One observation from rewatching that game: Billick was not afraid to get Moss the ball any way he could, even by using the deception and misdirection that has become much more common in today's wide-open game. Check out this orbit motion combined with play-action to free up Moss for a swing pass that he turned into a decent gain:
Much of what the Vikings did that day involved little pre-snap motion, however, with Cunningham frequently working under center. Additionally, after those three straight early deep shots to Moss, Cunningham largely threw underneath; a graphic shown during the broadcast just before the start of the second half indicated that he had attempted just five first-half passes of 15 yards or more. One was Moss' end-zone drop.
Late in the first half, Cunningham fumbled after his arm was hit by Falcons defensive end Chuck Smith as he wound up to throw. Atlanta took over at the Vikings' 14 with 59 seconds left until halftime. The Falcons scored on the next play to make the halftime score 20-14.
The Vikings compiled a 15-play, seven-minute drive into the fourth quarter to extend their lead to 27-17. But Moss had another drop, and center Jeff Christy failed to get a snap up into Cunningham's hands, resulting in another lost fumble. Still, after a fourth-down stop, the Vikings largely relied on Smith to pound out a drive that ended with the game's defining gaffe.
Place-kicker Gary Anderson had been perfect all year: 35-for-35 on field goals, 59-for-59 on extra points. But with 2:10 left and a chance to put the Vikings up again by 10, Anderson sailed his kick wide left. The Falcons marched back up the field in eight plays to tie the game with 49 seconds to go.
The Vikings had another opportunity in regulation, but Cunningham misfired on a deep ball to Moss on second down. Dennis Green then elected to take a knee on third down from the Vikings' own 27 rather than risk a disaster like the one that happened at the end of the first half. The crowd booed lustily. One of the greatest offenses in NFL history was denied its biggest chance by its own head coach.
The Vikings got the ball first in OT, and both teams possessed the ball twice before the Falcons won it on a field goal.
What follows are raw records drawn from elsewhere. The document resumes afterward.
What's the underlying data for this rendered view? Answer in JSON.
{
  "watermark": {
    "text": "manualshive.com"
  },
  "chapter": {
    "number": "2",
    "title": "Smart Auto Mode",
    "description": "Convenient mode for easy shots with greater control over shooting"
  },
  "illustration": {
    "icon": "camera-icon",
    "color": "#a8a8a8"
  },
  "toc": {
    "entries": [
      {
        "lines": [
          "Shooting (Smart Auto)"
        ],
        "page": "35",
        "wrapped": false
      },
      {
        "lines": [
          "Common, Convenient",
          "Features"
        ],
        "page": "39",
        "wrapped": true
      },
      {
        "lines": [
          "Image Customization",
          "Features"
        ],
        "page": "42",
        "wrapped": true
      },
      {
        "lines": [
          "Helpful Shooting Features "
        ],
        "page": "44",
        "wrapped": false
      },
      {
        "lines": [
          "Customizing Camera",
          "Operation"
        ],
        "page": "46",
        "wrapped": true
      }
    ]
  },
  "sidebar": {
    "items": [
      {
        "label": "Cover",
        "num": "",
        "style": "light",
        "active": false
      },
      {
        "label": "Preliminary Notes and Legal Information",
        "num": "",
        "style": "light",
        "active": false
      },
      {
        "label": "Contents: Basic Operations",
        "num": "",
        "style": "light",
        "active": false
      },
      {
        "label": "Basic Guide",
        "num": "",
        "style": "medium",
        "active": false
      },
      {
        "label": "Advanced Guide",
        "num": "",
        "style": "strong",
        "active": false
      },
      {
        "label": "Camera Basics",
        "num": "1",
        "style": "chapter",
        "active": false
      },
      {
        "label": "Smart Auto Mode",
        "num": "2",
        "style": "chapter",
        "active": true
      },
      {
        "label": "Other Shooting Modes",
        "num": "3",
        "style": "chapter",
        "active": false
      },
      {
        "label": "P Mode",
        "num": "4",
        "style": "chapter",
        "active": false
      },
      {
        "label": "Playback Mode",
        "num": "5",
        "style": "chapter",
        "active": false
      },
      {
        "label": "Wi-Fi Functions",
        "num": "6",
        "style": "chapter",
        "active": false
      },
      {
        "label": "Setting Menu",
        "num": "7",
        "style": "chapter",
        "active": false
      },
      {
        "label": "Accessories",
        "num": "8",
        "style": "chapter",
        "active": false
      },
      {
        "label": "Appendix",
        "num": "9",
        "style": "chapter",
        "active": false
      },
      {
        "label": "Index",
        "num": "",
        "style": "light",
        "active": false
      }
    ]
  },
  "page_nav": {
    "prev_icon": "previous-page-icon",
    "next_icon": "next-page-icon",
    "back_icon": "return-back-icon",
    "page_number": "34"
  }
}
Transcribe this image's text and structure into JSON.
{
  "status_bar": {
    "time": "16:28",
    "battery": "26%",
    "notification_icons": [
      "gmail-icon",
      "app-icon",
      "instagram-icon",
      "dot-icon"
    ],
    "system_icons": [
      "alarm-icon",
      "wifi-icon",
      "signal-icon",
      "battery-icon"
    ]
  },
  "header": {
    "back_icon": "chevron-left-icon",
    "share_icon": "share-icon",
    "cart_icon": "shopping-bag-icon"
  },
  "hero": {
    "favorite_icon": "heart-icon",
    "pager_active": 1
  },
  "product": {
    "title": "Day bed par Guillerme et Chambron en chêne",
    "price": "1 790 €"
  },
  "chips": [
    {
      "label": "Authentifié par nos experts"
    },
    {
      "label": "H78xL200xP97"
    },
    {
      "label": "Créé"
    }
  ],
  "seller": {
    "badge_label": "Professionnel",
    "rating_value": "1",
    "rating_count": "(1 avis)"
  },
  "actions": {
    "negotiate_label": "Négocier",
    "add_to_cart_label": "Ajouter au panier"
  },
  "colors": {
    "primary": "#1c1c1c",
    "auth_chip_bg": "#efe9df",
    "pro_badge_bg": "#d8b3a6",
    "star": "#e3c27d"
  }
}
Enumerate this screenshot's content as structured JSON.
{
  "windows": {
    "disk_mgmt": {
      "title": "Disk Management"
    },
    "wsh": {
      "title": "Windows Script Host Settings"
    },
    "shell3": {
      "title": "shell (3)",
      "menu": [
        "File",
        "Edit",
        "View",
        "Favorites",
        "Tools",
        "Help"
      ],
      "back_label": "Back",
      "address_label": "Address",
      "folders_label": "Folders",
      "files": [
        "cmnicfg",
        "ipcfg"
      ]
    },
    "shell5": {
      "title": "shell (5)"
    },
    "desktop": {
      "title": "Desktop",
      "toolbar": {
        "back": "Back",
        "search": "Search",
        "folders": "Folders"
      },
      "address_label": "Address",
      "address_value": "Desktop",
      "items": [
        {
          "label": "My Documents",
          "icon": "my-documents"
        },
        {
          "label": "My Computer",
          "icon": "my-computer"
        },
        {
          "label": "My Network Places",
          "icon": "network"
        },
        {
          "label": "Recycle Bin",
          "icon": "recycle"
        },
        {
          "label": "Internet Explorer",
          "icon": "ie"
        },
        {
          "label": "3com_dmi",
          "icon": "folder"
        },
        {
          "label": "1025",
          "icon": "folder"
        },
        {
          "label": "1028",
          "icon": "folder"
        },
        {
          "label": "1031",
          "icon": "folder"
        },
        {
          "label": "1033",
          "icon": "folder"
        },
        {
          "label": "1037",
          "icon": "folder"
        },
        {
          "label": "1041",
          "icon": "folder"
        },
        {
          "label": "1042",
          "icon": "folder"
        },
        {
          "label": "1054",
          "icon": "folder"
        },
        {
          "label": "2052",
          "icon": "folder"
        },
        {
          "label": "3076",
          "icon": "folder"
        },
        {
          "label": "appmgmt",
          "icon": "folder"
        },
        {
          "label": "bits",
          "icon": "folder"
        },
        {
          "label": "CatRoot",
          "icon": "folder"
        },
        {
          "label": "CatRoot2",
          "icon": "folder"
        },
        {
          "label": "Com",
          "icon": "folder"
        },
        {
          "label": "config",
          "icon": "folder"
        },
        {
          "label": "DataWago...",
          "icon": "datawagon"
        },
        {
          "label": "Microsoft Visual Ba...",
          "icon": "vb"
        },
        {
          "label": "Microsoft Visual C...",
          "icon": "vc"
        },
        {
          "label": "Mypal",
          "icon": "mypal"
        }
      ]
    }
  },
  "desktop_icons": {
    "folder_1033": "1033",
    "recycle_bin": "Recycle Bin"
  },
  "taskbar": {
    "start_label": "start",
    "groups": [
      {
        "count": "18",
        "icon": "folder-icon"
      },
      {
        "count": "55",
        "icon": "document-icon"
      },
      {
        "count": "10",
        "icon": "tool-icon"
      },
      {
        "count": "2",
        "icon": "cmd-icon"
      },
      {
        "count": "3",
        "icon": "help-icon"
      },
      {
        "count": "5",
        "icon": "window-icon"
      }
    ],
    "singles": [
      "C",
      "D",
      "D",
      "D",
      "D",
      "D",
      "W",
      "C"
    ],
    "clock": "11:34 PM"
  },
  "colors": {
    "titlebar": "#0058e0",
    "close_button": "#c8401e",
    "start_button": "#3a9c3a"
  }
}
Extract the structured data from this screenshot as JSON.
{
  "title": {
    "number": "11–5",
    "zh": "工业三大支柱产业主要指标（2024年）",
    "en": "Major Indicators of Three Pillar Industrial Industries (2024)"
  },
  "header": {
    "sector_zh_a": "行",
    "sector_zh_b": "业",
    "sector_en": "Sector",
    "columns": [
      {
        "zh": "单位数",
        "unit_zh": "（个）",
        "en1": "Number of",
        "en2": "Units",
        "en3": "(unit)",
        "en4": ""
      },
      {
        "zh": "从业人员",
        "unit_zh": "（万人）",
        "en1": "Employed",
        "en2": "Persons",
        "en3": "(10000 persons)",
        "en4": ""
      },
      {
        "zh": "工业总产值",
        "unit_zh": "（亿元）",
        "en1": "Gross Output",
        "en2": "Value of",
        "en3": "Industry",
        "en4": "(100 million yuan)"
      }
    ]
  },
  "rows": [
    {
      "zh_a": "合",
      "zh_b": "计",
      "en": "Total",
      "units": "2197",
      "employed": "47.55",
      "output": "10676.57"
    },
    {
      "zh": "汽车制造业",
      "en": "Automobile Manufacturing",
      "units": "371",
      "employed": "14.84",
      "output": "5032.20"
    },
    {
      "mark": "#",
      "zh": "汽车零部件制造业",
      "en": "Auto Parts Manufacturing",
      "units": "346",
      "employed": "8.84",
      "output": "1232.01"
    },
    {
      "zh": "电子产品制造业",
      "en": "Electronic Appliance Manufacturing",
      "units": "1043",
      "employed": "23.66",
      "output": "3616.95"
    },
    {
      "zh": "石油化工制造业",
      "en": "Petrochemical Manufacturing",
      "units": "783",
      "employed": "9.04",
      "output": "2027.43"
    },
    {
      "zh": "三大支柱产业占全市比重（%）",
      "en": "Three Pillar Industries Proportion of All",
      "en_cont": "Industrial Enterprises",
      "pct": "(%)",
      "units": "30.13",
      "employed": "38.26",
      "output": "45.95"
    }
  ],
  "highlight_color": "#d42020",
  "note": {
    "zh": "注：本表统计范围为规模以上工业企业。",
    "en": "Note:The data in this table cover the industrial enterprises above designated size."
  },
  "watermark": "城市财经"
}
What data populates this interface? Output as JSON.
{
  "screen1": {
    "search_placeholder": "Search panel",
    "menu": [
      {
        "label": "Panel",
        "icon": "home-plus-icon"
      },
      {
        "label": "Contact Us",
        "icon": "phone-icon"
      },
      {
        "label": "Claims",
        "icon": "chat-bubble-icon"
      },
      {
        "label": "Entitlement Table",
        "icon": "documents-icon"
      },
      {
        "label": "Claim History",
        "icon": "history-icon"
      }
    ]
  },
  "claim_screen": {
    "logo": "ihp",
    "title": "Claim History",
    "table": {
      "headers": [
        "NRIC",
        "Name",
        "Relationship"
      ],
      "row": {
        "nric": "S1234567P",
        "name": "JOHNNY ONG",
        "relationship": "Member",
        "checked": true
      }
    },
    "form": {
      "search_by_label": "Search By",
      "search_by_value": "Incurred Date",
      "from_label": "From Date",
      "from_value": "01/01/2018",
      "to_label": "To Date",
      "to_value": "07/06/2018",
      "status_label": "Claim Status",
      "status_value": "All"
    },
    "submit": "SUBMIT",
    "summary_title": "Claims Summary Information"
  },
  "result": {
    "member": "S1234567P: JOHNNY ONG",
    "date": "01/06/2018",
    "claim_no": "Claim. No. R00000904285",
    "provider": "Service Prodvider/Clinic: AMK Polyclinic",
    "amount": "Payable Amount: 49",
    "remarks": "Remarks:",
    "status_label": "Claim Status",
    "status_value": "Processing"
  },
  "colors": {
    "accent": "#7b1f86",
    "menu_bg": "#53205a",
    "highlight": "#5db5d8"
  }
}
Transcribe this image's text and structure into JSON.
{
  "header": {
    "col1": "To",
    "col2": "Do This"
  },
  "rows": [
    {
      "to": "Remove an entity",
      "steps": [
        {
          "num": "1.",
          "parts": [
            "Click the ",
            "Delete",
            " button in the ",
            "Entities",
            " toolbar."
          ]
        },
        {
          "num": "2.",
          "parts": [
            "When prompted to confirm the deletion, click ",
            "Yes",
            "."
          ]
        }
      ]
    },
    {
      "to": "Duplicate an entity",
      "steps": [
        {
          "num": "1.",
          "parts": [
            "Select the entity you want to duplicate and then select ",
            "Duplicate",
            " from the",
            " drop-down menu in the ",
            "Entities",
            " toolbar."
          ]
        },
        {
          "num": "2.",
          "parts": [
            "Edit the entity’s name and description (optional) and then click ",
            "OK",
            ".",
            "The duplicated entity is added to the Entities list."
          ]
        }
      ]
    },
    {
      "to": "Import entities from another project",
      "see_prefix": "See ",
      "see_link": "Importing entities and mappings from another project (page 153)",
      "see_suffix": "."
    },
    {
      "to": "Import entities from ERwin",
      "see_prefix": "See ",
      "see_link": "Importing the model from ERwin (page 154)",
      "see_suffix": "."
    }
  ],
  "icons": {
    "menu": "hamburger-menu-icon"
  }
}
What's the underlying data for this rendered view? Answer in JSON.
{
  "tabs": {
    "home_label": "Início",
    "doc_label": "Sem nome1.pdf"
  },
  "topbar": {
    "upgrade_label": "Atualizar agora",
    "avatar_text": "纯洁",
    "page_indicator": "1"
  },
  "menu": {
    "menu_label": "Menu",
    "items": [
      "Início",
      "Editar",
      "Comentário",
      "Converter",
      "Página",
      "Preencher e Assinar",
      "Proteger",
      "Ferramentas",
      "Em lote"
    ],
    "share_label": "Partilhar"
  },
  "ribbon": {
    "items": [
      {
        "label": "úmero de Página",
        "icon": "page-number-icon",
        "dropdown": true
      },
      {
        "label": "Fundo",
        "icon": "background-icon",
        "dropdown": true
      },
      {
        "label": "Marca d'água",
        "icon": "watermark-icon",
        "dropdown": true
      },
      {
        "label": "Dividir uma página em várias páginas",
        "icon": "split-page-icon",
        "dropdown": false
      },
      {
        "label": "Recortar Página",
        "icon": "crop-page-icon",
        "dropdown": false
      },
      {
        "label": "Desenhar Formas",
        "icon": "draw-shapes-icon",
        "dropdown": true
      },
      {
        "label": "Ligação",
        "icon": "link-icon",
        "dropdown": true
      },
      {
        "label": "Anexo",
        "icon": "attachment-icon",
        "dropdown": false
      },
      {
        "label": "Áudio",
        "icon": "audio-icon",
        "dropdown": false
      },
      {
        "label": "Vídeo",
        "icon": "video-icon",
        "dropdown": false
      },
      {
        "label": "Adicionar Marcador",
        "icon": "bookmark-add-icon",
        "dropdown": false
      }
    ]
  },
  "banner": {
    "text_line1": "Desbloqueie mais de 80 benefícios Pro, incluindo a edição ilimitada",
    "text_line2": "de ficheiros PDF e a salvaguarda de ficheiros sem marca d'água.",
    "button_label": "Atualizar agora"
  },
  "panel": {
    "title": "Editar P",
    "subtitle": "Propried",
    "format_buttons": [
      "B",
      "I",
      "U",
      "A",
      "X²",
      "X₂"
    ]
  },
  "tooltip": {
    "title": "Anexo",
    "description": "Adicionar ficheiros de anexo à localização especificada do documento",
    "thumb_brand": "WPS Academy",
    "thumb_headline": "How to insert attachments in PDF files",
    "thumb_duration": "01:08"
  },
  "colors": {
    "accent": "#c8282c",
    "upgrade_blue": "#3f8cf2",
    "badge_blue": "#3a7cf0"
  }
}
The heartbroken silence in the Metrodome was obvious on the broadcast; it was apparently worse in the locker room. Smith told Orr there were "NFC Champions" banners and other premature displays all over the place, which only added insult to injury.
The Vikings got back to the playoffs the next two seasons, and even reached the NFC title game again in 2000, only to get throttled by the Giants. But 1998 is the loss that lingers. Unlike the Patriots, who've won three championships and reached five Super Bowls since their big 2007 letdown, that 1998 team stands as a symbol of the Vikings' longstanding history of almost getting it done. They were a unique team at the right time that wowed the football world for an entire season, and then they were gone.
Dom Cosentino is a senior features writer at theScore.